*INSTRUCTIONS FOR THE TASK:*
From the first line to the last, restate the data word for word.

*RECORD SET:*
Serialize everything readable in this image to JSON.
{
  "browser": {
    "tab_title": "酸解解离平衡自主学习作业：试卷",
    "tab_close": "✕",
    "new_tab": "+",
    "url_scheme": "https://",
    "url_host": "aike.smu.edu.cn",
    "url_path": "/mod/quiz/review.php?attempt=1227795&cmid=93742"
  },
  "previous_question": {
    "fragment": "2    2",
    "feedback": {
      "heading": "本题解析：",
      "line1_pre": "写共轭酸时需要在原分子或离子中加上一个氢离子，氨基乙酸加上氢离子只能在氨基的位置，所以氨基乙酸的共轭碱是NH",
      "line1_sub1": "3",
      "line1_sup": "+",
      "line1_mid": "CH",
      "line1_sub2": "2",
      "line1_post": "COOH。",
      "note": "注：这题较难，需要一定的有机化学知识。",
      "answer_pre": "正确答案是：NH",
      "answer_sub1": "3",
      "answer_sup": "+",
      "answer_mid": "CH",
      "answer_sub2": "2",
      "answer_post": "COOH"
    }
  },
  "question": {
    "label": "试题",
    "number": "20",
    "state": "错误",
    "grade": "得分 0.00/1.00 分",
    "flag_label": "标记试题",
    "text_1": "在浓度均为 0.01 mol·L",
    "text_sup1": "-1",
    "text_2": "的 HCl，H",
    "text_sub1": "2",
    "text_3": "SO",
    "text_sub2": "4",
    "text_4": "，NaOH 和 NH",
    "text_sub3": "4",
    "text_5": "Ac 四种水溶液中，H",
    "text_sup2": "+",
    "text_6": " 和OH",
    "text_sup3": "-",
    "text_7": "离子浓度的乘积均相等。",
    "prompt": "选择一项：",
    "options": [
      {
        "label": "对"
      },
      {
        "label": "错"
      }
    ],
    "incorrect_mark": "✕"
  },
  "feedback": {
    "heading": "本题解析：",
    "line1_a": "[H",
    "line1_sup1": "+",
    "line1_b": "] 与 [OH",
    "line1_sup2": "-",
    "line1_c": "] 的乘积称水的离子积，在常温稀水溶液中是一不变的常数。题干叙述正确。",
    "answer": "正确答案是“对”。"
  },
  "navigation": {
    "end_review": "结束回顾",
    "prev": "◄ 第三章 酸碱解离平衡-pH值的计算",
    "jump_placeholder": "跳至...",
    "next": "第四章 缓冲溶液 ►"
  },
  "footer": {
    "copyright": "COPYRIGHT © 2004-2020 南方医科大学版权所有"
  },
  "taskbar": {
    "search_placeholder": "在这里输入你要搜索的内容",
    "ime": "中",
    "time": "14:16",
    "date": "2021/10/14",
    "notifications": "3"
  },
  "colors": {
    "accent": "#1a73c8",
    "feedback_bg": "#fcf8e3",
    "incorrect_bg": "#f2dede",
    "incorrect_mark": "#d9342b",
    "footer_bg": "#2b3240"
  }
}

*RESULT FOR THIS TASK:*
Serialize everything readable in this image to JSON.
{
  "browser": {
    "tab_title": "酸解解离平衡自主学习作业：试卷",
    "tab_close": "✕",
    "new_tab": "+",
    "url_scheme": "https://",
    "url_host": "aike.smu.edu.cn",
    "url_path": "/mod/quiz/review.php?attempt=1227795&cmid=93742"
  },
  "previous_question": {
    "fragment": "2    2",
    "feedback": {
      "heading": "本题解析：",
      "line1_pre": "写共轭酸时需要在原分子或离子中加上一个氢离子，氨基乙酸加上氢离子只能在氨基的位置，所以氨基乙酸的共轭碱是NH",
      "line1_sub1": "3",
      "line1_sup": "+",
      "line1_mid": "CH",
      "line1_sub2": "2",
      "line1_post": "COOH。",
      "note": "注：这题较难，需要一定的有机化学知识。",
      "answer_pre": "正确答案是：NH",
      "answer_sub1": "3",
      "answer_sup": "+",
      "answer_mid": "CH",
      "answer_sub2": "2",
      "answer_post": "COOH"
    }
  },
  "question": {
    "label": "试题",
    "number": "20",
    "state": "错误",
    "grade": "得分 0.00/1.00 分",
    "flag_label": "标记试题",
    "text_1": "在浓度均为 0.01 mol·L",
    "text_sup1": "-1",
    "text_2": "的 HCl，H",
    "text_sub1": "2",
    "text_3": "SO",
    "text_sub2": "4",
    "text_4": "，NaOH 和 NH",
    "text_sub3": "4",
    "text_5": "Ac 四种水溶液中，H",
    "text_sup2": "+",
    "text_6": " 和OH",
    "text_sup3": "-",
    "text_7": "离子浓度的乘积均相等。",
    "prompt": "选择一项：",
    "options": [
      {
        "label": "对"
      },
      {
        "label": "错"
      }
    ],
    "incorrect_mark": "✕"
  },
  "feedback": {
    "heading": "本题解析：",
    "line1_a": "[H",
    "line1_sup1": "+",
    "line1_b": "] 与 [OH",
    "line1_sup2": "-",
    "line1_c": "] 的乘积称水的离子积，在常温稀水溶液中是一不变的常数。题干叙述正确。",
    "answer": "正确答案是“对”。"
  },
  "navigation": {
    "end_review": "结束回顾",
    "prev": "◄ 第三章 酸碱解离平衡-pH值的计算",
    "jump_placeholder": "跳至...",
    "next": "第四章 缓冲溶液 ►"
  },
  "footer": {
    "copyright": "COPYRIGHT © 2004-2020 南方医科大学版权所有"
  },
  "taskbar": {
    "search_placeholder": "在这里输入你要搜索的内容",
    "ime": "中",
    "time": "14:16",
    "date": "2021/10/14",
    "notifications": "3"
  },
  "colors": {
    "accent": "#1a73c8",
    "feedback_bg": "#fcf8e3",
    "incorrect_bg": "#f2dede",
    "incorrect_mark": "#d9342b",
    "footer_bg": "#2b3240"
  }
}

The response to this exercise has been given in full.